Torah Pearls #5 – Chayei Sarah (Genesis 23:1-25:18)

Torah Pearls Chayei Sarah, Genesis 23:1-25:18, Chevron, Hebron, Hevron, hospitality, Machpelah, matchmaker, Mearat, Midian, nehemia gordon, parashah, Parsha, parshas, parshat, patriarchs, sarah’s tomb, Tomb, Torah Pearls, Torah PortionThis episode of The Original Torah Pearls is on Chayei Sarah (Genesis 23:1-25:18). Love, romance, marriage, death, laden camels, and the power of specific prayers—Chayei Sarah unfolds dramatically as the trio examine its many pearls. The portion begins with Abraham securing a burial place for Sarah and ends with his death. In between, we get to relive one of the world’s best stories, not once, but four times, as Abraham’s servant makes a match for Isaac. But far from stale repetition, Gordon explains that being able to analyze word choices in a repeated story is pay dirt for the linguist.

Word studies include: “rose up”, under the “thigh”, the number “ten”, and a rare accent mark used only three times in the Torah. Discussions include: Why would a master negotiator insist on paying full price for anything? Why was Abraham adamant that Isaac not be taken back to Ur? And what was at the heart of the servant’s methods that caused him to be such a clever matchmaker?

Download Torah Pearls Chayei Sarah

Subscribe to "Nehemia's Wall" Podcasts
YouTube | iTunes | Android | Google Play | Stitcher | TuneIn

Share This Teaching

Related Posts:
Prophet Pearls - Chayei Sarah (1 Kings 1:1-31)
Torah and Prophet Pearls

11 thoughts on “Torah Pearls #5 – Chayei Sarah (Genesis 23:1-25:18)

  1. In regards to paying the full price, if he would have got a deal, would that not possibly come back with idea of not really sealing the deal? It would in a sense keep a connection to the seller.

  2. According to Orthodox Judaism She was 3 years old and the water containers were coming up and down the well by magic.

  3. When Laban ran out to the well to meet the servant he said “Come in, O blessed of the LORD” (24:31). And then in verses 50-51 Laban again refers to “The LORD.”

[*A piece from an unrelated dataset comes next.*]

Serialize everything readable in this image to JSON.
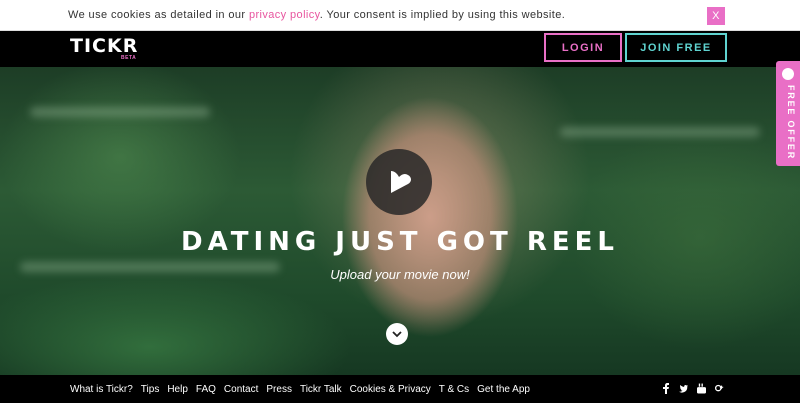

    Are we to understand that Laban actually uses the name Yehovah? And if so, does that indicate that they already knew about the God of Abraham? Is it possible that in that region people were already worshipping Yehovah?

  4. I just can’t help but wonder if there is a link between the song and the portion… Que será, será
    Whatever will be, will be
    The future’s not ours to see
    Que será, será
    What will be, will be

    Read more: Doris Day – Whatever Will Be, Will Be Lyrics | MetroLyrics

  5. Reference Gen 24:63 and the word לָשׂוּחַ which Nehemia translated as pray and I think Jono said his translation said ‘meditate’. A few years ago I checked several types of dictionaries as well as a Talmud portion that discusses this verse. As I recall, לָשׂוּח means ‘to go for a walk’, perhaps not as strenuous as a hike. I think the Talmud takes the word לָשׂוּחַ and morphs it into שיח meaning ‘conversation’ and thus ‘prayer’. Perhaps the correct translation would be ‘And Issac went out for a walk…’

  6. Perhaps Eleazar did not go alone, 10 camels with men and gifts, you have to pay a bride price to the father, the nose ring and bracelets were betrothal gift for her; marks her as legaly married, so that’s why all the running; imagine what the entorage would look like to them with wealth. The days to say were to prepare her for consumation, most likely her time of neddah. Legality or proof of marriage was nose ring and bracelts (marriage certificate).

  7. In old England, when someone was caught lying, they cut a “knotch” out of their hand to brand them as untrustworthy. Before anyone could be a “witness” in court cases, they had to produce their right hand to prove they weren’t lying.

Please leave a comment.